Data listing:
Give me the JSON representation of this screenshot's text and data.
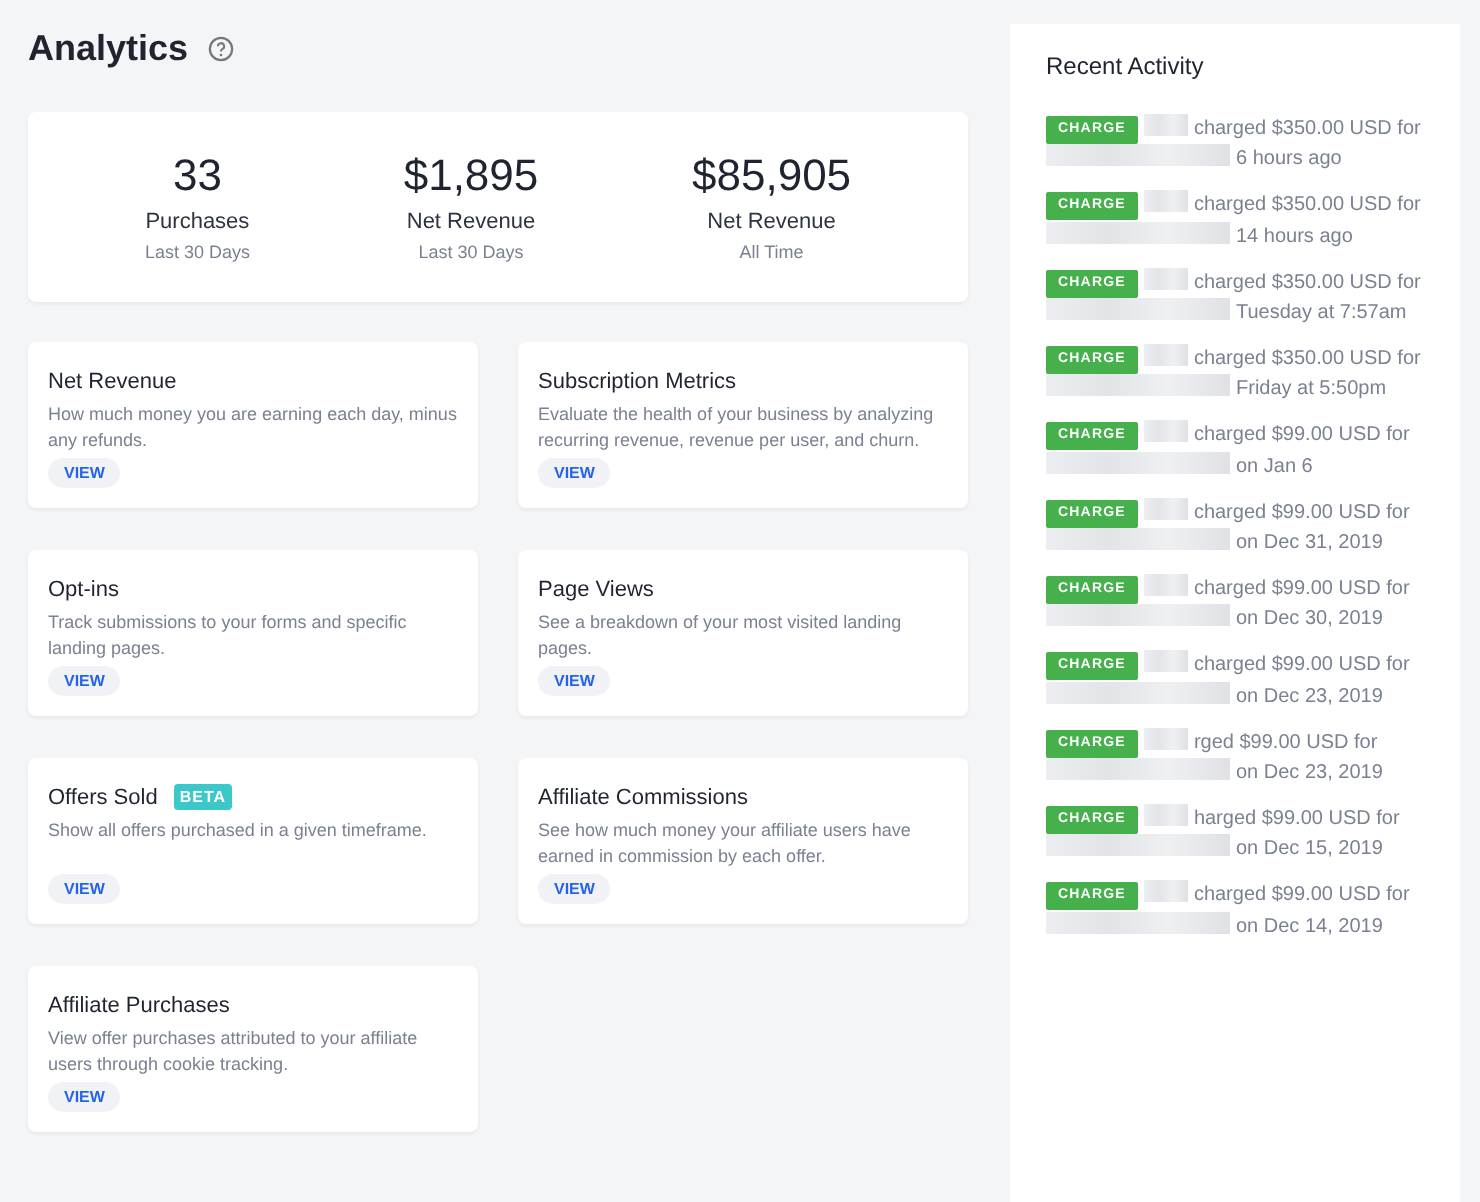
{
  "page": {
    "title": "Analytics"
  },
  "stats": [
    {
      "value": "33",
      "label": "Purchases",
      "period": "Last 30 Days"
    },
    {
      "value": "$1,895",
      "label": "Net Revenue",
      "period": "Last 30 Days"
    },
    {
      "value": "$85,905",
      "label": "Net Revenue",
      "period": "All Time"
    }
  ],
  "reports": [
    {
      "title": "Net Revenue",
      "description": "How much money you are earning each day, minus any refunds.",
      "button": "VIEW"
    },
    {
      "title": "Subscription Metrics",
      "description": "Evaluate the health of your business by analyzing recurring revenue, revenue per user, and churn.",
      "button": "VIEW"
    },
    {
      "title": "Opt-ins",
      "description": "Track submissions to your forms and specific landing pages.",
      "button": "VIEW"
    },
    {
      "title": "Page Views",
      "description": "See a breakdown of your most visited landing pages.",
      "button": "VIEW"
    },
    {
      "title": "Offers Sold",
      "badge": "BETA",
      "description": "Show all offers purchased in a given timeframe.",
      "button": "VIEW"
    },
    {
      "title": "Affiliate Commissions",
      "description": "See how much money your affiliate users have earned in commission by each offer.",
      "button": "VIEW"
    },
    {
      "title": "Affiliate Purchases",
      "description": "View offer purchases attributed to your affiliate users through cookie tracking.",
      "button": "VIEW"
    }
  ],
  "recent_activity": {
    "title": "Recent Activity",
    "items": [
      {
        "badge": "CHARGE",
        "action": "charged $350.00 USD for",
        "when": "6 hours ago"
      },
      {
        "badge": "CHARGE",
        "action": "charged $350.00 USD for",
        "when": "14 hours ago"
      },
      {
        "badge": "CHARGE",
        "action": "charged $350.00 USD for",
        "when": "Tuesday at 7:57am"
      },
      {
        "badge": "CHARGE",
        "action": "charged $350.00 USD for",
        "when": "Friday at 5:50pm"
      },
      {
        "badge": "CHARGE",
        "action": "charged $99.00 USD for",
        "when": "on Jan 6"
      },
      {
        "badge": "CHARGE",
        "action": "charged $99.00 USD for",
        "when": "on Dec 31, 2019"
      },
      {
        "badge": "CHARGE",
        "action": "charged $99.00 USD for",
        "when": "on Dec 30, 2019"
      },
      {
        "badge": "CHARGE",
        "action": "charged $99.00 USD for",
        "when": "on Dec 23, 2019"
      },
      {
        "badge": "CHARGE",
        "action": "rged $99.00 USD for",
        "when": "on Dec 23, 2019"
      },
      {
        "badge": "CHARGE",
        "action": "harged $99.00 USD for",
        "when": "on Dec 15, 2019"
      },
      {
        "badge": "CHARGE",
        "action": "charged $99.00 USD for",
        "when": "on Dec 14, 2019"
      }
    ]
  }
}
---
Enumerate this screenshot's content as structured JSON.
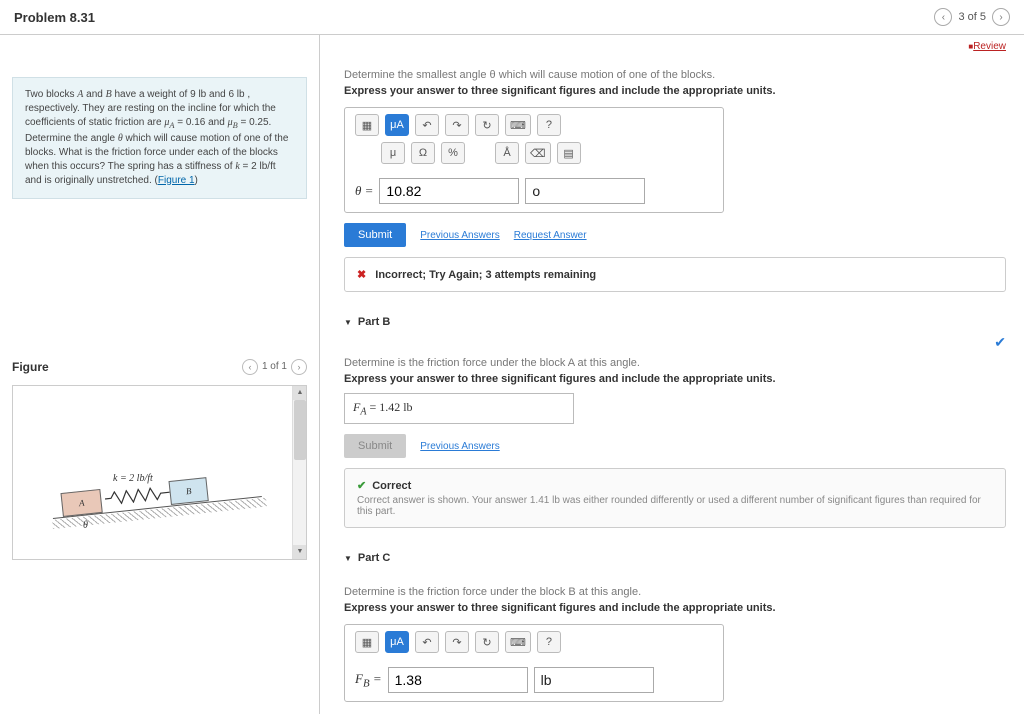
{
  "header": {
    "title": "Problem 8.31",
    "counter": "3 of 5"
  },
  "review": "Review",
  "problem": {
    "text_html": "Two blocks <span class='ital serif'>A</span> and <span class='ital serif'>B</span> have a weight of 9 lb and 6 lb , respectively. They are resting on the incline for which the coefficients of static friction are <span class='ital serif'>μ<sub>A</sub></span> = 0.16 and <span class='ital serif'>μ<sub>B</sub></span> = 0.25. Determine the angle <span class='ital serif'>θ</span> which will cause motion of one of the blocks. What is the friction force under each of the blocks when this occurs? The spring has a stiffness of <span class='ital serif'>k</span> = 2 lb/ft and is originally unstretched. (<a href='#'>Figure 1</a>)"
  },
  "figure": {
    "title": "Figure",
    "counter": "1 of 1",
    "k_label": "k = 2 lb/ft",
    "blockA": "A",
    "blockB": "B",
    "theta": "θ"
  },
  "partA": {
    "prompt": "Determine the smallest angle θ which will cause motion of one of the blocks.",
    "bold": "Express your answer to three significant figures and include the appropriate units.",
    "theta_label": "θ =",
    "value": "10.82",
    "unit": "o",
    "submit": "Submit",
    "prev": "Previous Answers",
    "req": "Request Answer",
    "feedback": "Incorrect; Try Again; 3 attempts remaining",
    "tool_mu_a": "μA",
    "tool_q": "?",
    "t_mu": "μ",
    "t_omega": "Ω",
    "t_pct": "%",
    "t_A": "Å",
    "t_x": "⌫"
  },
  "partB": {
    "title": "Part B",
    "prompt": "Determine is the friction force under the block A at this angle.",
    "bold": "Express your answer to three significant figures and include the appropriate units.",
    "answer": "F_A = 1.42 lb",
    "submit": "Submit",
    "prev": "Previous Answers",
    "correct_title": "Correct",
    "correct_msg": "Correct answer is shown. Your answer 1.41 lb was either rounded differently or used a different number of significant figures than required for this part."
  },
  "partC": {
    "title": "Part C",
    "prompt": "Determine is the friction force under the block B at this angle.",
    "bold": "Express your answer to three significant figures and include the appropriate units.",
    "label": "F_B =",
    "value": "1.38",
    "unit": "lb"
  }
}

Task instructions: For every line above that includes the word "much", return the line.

Exercise answer:
      "description": "How much money you are earning each day, minus any refunds.",
      "description": "See how much money your affiliate users have earned in commission by each offer.",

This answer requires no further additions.